:: Records for this exercise ::

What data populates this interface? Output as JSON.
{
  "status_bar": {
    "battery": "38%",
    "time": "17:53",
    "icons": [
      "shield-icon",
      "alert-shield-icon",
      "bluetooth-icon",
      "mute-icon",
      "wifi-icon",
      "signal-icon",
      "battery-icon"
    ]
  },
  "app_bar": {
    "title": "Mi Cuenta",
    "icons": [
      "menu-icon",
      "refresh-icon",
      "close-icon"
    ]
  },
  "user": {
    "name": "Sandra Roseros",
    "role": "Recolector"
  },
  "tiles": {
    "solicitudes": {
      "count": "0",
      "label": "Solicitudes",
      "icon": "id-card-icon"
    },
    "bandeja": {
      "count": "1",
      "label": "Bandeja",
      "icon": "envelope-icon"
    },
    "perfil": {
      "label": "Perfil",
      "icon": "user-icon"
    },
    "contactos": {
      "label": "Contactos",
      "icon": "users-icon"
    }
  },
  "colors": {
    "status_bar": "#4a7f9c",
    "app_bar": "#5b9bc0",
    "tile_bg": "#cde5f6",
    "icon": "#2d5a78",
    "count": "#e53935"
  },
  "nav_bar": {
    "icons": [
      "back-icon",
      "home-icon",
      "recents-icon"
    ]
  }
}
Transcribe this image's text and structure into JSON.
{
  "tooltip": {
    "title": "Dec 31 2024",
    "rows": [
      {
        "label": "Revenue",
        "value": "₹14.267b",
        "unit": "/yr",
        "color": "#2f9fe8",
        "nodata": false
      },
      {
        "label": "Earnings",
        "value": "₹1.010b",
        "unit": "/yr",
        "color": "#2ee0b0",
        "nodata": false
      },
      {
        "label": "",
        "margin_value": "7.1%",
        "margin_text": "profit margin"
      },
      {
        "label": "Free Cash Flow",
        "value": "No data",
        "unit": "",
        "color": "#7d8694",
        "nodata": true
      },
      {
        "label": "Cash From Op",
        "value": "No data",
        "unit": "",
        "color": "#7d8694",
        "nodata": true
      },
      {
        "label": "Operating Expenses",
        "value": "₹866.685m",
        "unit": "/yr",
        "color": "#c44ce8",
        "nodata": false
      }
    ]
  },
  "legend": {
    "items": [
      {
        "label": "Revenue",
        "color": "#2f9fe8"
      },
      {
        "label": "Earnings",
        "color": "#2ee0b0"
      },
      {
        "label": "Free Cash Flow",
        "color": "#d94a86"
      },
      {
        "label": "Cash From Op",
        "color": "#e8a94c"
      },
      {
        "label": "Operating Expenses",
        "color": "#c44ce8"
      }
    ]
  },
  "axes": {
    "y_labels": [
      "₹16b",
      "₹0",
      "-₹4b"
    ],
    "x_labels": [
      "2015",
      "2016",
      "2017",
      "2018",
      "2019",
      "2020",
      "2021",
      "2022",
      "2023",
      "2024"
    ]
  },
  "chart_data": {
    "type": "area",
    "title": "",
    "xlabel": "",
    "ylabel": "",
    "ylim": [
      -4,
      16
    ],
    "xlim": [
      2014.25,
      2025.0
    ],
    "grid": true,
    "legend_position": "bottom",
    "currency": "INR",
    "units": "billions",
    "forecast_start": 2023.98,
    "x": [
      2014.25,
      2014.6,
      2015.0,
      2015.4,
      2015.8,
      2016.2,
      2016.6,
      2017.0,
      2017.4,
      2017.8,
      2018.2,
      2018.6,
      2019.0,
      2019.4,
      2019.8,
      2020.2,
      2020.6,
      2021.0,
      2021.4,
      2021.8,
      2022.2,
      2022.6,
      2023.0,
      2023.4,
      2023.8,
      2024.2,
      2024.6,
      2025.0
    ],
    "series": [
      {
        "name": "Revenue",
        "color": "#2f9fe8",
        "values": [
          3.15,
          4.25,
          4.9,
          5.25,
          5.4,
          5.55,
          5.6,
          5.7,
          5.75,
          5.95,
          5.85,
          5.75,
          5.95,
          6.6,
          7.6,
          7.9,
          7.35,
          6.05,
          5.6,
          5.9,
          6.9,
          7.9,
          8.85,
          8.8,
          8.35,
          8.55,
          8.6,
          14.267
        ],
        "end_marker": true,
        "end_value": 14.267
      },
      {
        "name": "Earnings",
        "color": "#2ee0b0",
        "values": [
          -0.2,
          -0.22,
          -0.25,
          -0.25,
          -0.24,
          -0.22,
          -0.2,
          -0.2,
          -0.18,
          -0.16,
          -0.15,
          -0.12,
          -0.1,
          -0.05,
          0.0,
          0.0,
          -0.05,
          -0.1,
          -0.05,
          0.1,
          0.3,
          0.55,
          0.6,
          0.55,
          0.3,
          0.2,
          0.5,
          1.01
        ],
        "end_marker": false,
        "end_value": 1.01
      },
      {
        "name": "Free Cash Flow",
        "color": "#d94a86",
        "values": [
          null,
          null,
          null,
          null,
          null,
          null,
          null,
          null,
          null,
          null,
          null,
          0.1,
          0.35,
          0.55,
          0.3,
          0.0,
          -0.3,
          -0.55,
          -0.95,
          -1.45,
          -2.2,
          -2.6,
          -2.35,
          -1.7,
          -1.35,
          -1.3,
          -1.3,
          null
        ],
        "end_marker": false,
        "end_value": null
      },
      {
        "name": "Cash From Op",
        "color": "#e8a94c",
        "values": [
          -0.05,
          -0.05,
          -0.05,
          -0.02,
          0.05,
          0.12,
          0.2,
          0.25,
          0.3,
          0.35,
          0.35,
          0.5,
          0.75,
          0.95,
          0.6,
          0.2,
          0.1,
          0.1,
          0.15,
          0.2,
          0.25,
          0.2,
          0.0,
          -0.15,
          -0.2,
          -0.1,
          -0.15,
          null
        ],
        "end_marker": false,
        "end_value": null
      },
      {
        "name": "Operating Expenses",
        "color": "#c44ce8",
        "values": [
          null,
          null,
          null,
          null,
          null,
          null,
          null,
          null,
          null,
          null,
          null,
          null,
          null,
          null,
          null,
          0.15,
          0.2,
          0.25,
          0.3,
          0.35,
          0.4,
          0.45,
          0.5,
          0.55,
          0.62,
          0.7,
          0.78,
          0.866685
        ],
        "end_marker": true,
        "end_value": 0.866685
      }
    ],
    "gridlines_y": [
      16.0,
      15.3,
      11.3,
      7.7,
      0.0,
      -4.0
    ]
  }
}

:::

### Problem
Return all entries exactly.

### Exercise response
What data populates this interface? Output as JSON.
{
  "status_bar": {
    "battery": "38%",
    "time": "17:53",
    "icons": [
      "shield-icon",
      "alert-shield-icon",
      "bluetooth-icon",
      "mute-icon",
      "wifi-icon",
      "signal-icon",
      "battery-icon"
    ]
  },
  "app_bar": {
    "title": "Mi Cuenta",
    "icons": [
      "menu-icon",
      "refresh-icon",
      "close-icon"
    ]
  },
  "user": {
    "name": "Sandra Roseros",
    "role": "Recolector"
  },
  "tiles": {
    "solicitudes": {
      "count": "0",
      "label": "Solicitudes",
      "icon": "id-card-icon"
    },
    "bandeja": {
      "count": "1",
      "label": "Bandeja",
      "icon": "envelope-icon"
    },
    "perfil": {
      "label": "Perfil",
      "icon": "user-icon"
    },
    "contactos": {
      "label": "Contactos",
      "icon": "users-icon"
    }
  },
  "colors": {
    "status_bar": "#4a7f9c",
    "app_bar": "#5b9bc0",
    "tile_bg": "#cde5f6",
    "icon": "#2d5a78",
    "count": "#e53935"
  },
  "nav_bar": {
    "icons": [
      "back-icon",
      "home-icon",
      "recents-icon"
    ]
  }
}
Transcribe this image's text and structure into JSON.
{
  "tooltip": {
    "title": "Dec 31 2024",
    "rows": [
      {
        "label": "Revenue",
        "value": "₹14.267b",
        "unit": "/yr",
        "color": "#2f9fe8",
        "nodata": false
      },
      {
        "label": "Earnings",
        "value": "₹1.010b",
        "unit": "/yr",
        "color": "#2ee0b0",
        "nodata": false
      },
      {
        "label": "",
        "margin_value": "7.1%",
        "margin_text": "profit margin"
      },
      {
        "label": "Free Cash Flow",
        "value": "No data",
        "unit": "",
        "color": "#7d8694",
        "nodata": true
      },
      {
        "label": "Cash From Op",
        "value": "No data",
        "unit": "",
        "color": "#7d8694",
        "nodata": true
      },
      {
        "label": "Operating Expenses",
        "value": "₹866.685m",
        "unit": "/yr",
        "color": "#c44ce8",
        "nodata": false
      }
    ]
  },
  "legend": {
    "items": [
      {
        "label": "Revenue",
        "color": "#2f9fe8"
      },
      {
        "label": "Earnings",
        "color": "#2ee0b0"
      },
      {
        "label": "Free Cash Flow",
        "color": "#d94a86"
      },
      {
        "label": "Cash From Op",
        "color": "#e8a94c"
      },
      {
        "label": "Operating Expenses",
        "color": "#c44ce8"
      }
    ]
  },
  "axes": {
    "y_labels": [
      "₹16b",
      "₹0",
      "-₹4b"
    ],
    "x_labels": [
      "2015",
      "2016",
      "2017",
      "2018",
      "2019",
      "2020",
      "2021",
      "2022",
      "2023",
      "2024"
    ]
  },
  "chart_data": {
    "type": "area",
    "title": "",
    "xlabel": "",
    "ylabel": "",
    "ylim": [
      -4,
      16
    ],
    "xlim": [
      2014.25,
      2025.0
    ],
    "grid": true,
    "legend_position": "bottom",
    "currency": "INR",
    "units": "billions",
    "forecast_start": 2023.98,
    "x": [
      2014.25,
      2014.6,
      2015.0,
      2015.4,
      2015.8,
      2016.2,
      2016.6,
      2017.0,
      2017.4,
      2017.8,
      2018.2,
      2018.6,
      2019.0,
      2019.4,
      2019.8,
      2020.2,
      2020.6,
      2021.0,
      2021.4,
      2021.8,
      2022.2,
      2022.6,
      2023.0,
      2023.4,
      2023.8,
      2024.2,
      2024.6,
      2025.0
    ],
    "series": [
      {
        "name": "Revenue",
        "color": "#2f9fe8",
        "values": [
          3.15,
          4.25,
          4.9,
          5.25,
          5.4,
          5.55,
          5.6,
          5.7,
          5.75,
          5.95,
          5.85,
          5.75,
          5.95,
          6.6,
          7.6,
          7.9,
          7.35,
          6.05,
          5.6,
          5.9,
          6.9,
          7.9,
          8.85,
          8.8,
          8.35,
          8.55,
          8.6,
          14.267
        ],
        "end_marker": true,
        "end_value": 14.267
      },
      {
        "name": "Earnings",
        "color": "#2ee0b0",
        "values": [
          -0.2,
          -0.22,
          -0.25,
          -0.25,
          -0.24,
          -0.22,
          -0.2,
          -0.2,
          -0.18,
          -0.16,
          -0.15,
          -0.12,
          -0.1,
          -0.05,
          0.0,
          0.0,
          -0.05,
          -0.1,
          -0.05,
          0.1,
          0.3,
          0.55,
          0.6,
          0.55,
          0.3,
          0.2,
          0.5,
          1.01
        ],
        "end_marker": false,
        "end_value": 1.01
      },
      {
        "name": "Free Cash Flow",
        "color": "#d94a86",
        "values": [
          null,
          null,
          null,
          null,
          null,
          null,
          null,
          null,
          null,
          null,
          null,
          0.1,
          0.35,
          0.55,
          0.3,
          0.0,
          -0.3,
          -0.55,
          -0.95,
          -1.45,
          -2.2,
          -2.6,
          -2.35,
          -1.7,
          -1.35,
          -1.3,
          -1.3,
          null
        ],
        "end_marker": false,
        "end_value": null
      },
      {
        "name": "Cash From Op",
        "color": "#e8a94c",
        "values": [
          -0.05,
          -0.05,
          -0.05,
          -0.02,
          0.05,
          0.12,
          0.2,
          0.25,
          0.3,
          0.35,
          0.35,
          0.5,
          0.75,
          0.95,
          0.6,
          0.2,
          0.1,
          0.1,
          0.15,
          0.2,
          0.25,
          0.2,
          0.0,
          -0.15,
          -0.2,
          -0.1,
          -0.15,
          null
        ],
        "end_marker": false,
        "end_value": null
      },
      {
        "name": "Operating Expenses",
        "color": "#c44ce8",
        "values": [
          null,
          null,
          null,
          null,
          null,
          null,
          null,
          null,
          null,
          null,
          null,
          null,
          null,
          null,
          null,
          0.15,
          0.2,
          0.25,
          0.3,
          0.35,
          0.4,
          0.45,
          0.5,
          0.55,
          0.62,
          0.7,
          0.78,
          0.866685
        ],
        "end_marker": true,
        "end_value": 0.866685
      }
    ],
    "gridlines_y": [
      16.0,
      15.3,
      11.3,
      7.7,
      0.0,
      -4.0
    ]
  }
}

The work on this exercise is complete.